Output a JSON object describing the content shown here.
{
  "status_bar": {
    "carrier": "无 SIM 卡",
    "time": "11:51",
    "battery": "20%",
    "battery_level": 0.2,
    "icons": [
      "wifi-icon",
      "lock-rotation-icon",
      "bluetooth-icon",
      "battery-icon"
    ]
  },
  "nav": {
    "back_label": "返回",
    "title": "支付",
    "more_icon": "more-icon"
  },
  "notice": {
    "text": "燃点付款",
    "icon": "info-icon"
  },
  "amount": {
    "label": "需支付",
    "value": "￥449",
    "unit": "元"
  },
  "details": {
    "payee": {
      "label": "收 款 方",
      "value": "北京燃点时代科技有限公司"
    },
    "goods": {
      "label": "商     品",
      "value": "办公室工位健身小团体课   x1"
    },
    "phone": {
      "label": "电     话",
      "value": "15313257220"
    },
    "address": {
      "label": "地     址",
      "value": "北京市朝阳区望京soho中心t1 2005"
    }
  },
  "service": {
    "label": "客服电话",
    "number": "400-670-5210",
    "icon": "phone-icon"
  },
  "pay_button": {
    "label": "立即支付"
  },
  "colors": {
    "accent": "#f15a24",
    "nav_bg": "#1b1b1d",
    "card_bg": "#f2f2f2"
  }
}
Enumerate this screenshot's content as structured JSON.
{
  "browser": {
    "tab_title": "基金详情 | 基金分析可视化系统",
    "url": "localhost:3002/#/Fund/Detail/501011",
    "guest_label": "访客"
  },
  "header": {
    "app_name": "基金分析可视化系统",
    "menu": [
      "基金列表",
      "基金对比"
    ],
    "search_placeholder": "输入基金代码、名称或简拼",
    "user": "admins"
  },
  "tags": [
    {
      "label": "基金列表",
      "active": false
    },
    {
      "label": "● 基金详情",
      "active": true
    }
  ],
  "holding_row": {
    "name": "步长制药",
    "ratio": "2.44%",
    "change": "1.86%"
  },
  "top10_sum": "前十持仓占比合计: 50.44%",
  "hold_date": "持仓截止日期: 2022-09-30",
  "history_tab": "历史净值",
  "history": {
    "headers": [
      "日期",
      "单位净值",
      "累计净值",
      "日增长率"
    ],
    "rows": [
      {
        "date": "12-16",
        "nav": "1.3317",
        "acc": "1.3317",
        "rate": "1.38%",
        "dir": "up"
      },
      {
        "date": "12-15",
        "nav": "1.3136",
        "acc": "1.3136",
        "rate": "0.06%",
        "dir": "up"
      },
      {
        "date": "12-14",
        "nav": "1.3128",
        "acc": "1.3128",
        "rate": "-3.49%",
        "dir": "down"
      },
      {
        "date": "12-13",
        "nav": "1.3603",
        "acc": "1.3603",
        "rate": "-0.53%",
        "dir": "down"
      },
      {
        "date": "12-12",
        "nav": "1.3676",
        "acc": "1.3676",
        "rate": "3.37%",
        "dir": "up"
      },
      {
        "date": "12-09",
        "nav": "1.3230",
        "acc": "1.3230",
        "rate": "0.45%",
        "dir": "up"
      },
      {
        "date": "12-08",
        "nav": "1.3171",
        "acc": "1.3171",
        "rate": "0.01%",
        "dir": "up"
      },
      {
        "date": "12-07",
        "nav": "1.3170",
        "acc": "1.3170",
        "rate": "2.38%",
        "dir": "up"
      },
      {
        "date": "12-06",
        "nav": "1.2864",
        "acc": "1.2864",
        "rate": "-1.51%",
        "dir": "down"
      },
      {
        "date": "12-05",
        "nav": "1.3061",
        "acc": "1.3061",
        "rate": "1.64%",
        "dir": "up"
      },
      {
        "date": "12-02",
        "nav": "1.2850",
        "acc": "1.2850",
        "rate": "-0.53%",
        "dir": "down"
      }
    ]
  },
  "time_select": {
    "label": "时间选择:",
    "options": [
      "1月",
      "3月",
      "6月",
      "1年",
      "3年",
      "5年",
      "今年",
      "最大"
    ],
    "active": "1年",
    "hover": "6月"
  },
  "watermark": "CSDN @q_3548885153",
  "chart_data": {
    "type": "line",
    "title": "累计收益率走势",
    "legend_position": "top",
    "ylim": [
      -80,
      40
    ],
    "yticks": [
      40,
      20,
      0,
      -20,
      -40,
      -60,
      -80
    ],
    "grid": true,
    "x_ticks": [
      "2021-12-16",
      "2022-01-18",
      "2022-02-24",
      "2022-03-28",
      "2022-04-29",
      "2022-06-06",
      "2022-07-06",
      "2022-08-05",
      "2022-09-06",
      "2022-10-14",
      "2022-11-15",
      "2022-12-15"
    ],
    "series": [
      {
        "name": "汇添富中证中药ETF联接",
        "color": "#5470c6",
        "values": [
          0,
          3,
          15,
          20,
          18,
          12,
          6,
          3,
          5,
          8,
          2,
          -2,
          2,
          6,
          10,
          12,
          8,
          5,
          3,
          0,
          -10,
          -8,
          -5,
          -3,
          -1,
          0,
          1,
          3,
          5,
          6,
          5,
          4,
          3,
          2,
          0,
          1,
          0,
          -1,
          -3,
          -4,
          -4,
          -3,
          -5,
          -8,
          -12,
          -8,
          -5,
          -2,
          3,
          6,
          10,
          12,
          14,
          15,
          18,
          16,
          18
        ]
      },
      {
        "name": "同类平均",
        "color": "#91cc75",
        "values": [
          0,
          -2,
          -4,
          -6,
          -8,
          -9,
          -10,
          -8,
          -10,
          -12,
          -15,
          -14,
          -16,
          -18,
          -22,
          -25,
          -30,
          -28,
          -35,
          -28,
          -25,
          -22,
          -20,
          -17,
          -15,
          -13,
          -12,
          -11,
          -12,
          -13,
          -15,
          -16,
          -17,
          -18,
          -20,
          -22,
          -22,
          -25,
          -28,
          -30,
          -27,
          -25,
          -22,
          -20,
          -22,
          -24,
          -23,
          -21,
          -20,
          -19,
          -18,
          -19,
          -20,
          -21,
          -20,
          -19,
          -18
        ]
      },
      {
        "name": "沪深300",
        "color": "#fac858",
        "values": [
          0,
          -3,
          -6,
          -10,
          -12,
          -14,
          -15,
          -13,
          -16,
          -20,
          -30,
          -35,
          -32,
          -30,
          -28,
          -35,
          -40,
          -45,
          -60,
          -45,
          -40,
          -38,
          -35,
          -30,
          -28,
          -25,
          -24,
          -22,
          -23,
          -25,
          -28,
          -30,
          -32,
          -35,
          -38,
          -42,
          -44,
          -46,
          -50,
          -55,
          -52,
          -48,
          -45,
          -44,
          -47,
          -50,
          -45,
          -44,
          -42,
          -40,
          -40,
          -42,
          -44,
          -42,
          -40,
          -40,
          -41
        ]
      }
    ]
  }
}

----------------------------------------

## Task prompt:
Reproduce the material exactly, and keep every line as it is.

## Response below:
Output a JSON object describing the content shown here.
{
  "status_bar": {
    "carrier": "无 SIM 卡",
    "time": "11:51",
    "battery": "20%",
    "battery_level": 0.2,
    "icons": [
      "wifi-icon",
      "lock-rotation-icon",
      "bluetooth-icon",
      "battery-icon"
    ]
  },
  "nav": {
    "back_label": "返回",
    "title": "支付",
    "more_icon": "more-icon"
  },
  "notice": {
    "text": "燃点付款",
    "icon": "info-icon"
  },
  "amount": {
    "label": "需支付",
    "value": "￥449",
    "unit": "元"
  },
  "details": {
    "payee": {
      "label": "收 款 方",
      "value": "北京燃点时代科技有限公司"
    },
    "goods": {
      "label": "商     品",
      "value": "办公室工位健身小团体课   x1"
    },
    "phone": {
      "label": "电     话",
      "value": "15313257220"
    },
    "address": {
      "label": "地     址",
      "value": "北京市朝阳区望京soho中心t1 2005"
    }
  },
  "service": {
    "label": "客服电话",
    "number": "400-670-5210",
    "icon": "phone-icon"
  },
  "pay_button": {
    "label": "立即支付"
  },
  "colors": {
    "accent": "#f15a24",
    "nav_bg": "#1b1b1d",
    "card_bg": "#f2f2f2"
  }
}
Enumerate this screenshot's content as structured JSON.
{
  "browser": {
    "tab_title": "基金详情 | 基金分析可视化系统",
    "url": "localhost:3002/#/Fund/Detail/501011",
    "guest_label": "访客"
  },
  "header": {
    "app_name": "基金分析可视化系统",
    "menu": [
      "基金列表",
      "基金对比"
    ],
    "search_placeholder": "输入基金代码、名称或简拼",
    "user": "admins"
  },
  "tags": [
    {
      "label": "基金列表",
      "active": false
    },
    {
      "label": "● 基金详情",
      "active": true
    }
  ],
  "holding_row": {
    "name": "步长制药",
    "ratio": "2.44%",
    "change": "1.86%"
  },
  "top10_sum": "前十持仓占比合计: 50.44%",
  "hold_date": "持仓截止日期: 2022-09-30",
  "history_tab": "历史净值",
  "history": {
    "headers": [
      "日期",
      "单位净值",
      "累计净值",
      "日增长率"
    ],
    "rows": [
      {
        "date": "12-16",
        "nav": "1.3317",
        "acc": "1.3317",
        "rate": "1.38%",
        "dir": "up"
      },
      {
        "date": "12-15",
        "nav": "1.3136",
        "acc": "1.3136",
        "rate": "0.06%",
        "dir": "up"
      },
      {
        "date": "12-14",
        "nav": "1.3128",
        "acc": "1.3128",
        "rate": "-3.49%",
        "dir": "down"
      },
      {
        "date": "12-13",
        "nav": "1.3603",
        "acc": "1.3603",
        "rate": "-0.53%",
        "dir": "down"
      },
      {
        "date": "12-12",
        "nav": "1.3676",
        "acc": "1.3676",
        "rate": "3.37%",
        "dir": "up"
      },
      {
        "date": "12-09",
        "nav": "1.3230",
        "acc": "1.3230",
        "rate": "0.45%",
        "dir": "up"
      },
      {
        "date": "12-08",
        "nav": "1.3171",
        "acc": "1.3171",
        "rate": "0.01%",
        "dir": "up"
      },
      {
        "date": "12-07",
        "nav": "1.3170",
        "acc": "1.3170",
        "rate": "2.38%",
        "dir": "up"
      },
      {
        "date": "12-06",
        "nav": "1.2864",
        "acc": "1.2864",
        "rate": "-1.51%",
        "dir": "down"
      },
      {
        "date": "12-05",
        "nav": "1.3061",
        "acc": "1.3061",
        "rate": "1.64%",
        "dir": "up"
      },
      {
        "date": "12-02",
        "nav": "1.2850",
        "acc": "1.2850",
        "rate": "-0.53%",
        "dir": "down"
      }
    ]
  },
  "time_select": {
    "label": "时间选择:",
    "options": [
      "1月",
      "3月",
      "6月",
      "1年",
      "3年",
      "5年",
      "今年",
      "最大"
    ],
    "active": "1年",
    "hover": "6月"
  },
  "watermark": "CSDN @q_3548885153",
  "chart_data": {
    "type": "line",
    "title": "累计收益率走势",
    "legend_position": "top",
    "ylim": [
      -80,
      40
    ],
    "yticks": [
      40,
      20,
      0,
      -20,
      -40,
      -60,
      -80
    ],
    "grid": true,
    "x_ticks": [
      "2021-12-16",
      "2022-01-18",
      "2022-02-24",
      "2022-03-28",
      "2022-04-29",
      "2022-06-06",
      "2022-07-06",
      "2022-08-05",
      "2022-09-06",
      "2022-10-14",
      "2022-11-15",
      "2022-12-15"
    ],
    "series": [
      {
        "name": "汇添富中证中药ETF联接",
        "color": "#5470c6",
        "values": [
          0,
          3,
          15,
          20,
          18,
          12,
          6,
          3,
          5,
          8,
          2,
          -2,
          2,
          6,
          10,
          12,
          8,
          5,
          3,
          0,
          -10,
          -8,
          -5,
          -3,
          -1,
          0,
          1,
          3,
          5,
          6,
          5,
          4,
          3,
          2,
          0,
          1,
          0,
          -1,
          -3,
          -4,
          -4,
          -3,
          -5,
          -8,
          -12,
          -8,
          -5,
          -2,
          3,
          6,
          10,
          12,
          14,
          15,
          18,
          16,
          18
        ]
      },
      {
        "name": "同类平均",
        "color": "#91cc75",
        "values": [
          0,
          -2,
          -4,
          -6,
          -8,
          -9,
          -10,
          -8,
          -10,
          -12,
          -15,
          -14,
          -16,
          -18,
          -22,
          -25,
          -30,
          -28,
          -35,
          -28,
          -25,
          -22,
          -20,
          -17,
          -15,
          -13,
          -12,
          -11,
          -12,
          -13,
          -15,
          -16,
          -17,
          -18,
          -20,
          -22,
          -22,
          -25,
          -28,
          -30,
          -27,
          -25,
          -22,
          -20,
          -22,
          -24,
          -23,
          -21,
          -20,
          -19,
          -18,
          -19,
          -20,
          -21,
          -20,
          -19,
          -18
        ]
      },
      {
        "name": "沪深300",
        "color": "#fac858",
        "values": [
          0,
          -3,
          -6,
          -10,
          -12,
          -14,
          -15,
          -13,
          -16,
          -20,
          -30,
          -35,
          -32,
          -30,
          -28,
          -35,
          -40,
          -45,
          -60,
          -45,
          -40,
          -38,
          -35,
          -30,
          -28,
          -25,
          -24,
          -22,
          -23,
          -25,
          -28,
          -30,
          -32,
          -35,
          -38,
          -42,
          -44,
          -46,
          -50,
          -55,
          -52,
          -48,
          -45,
          -44,
          -47,
          -50,
          -45,
          -44,
          -42,
          -40,
          -40,
          -42,
          -44,
          -42,
          -40,
          -40,
          -41
        ]
      }
    ]
  }
}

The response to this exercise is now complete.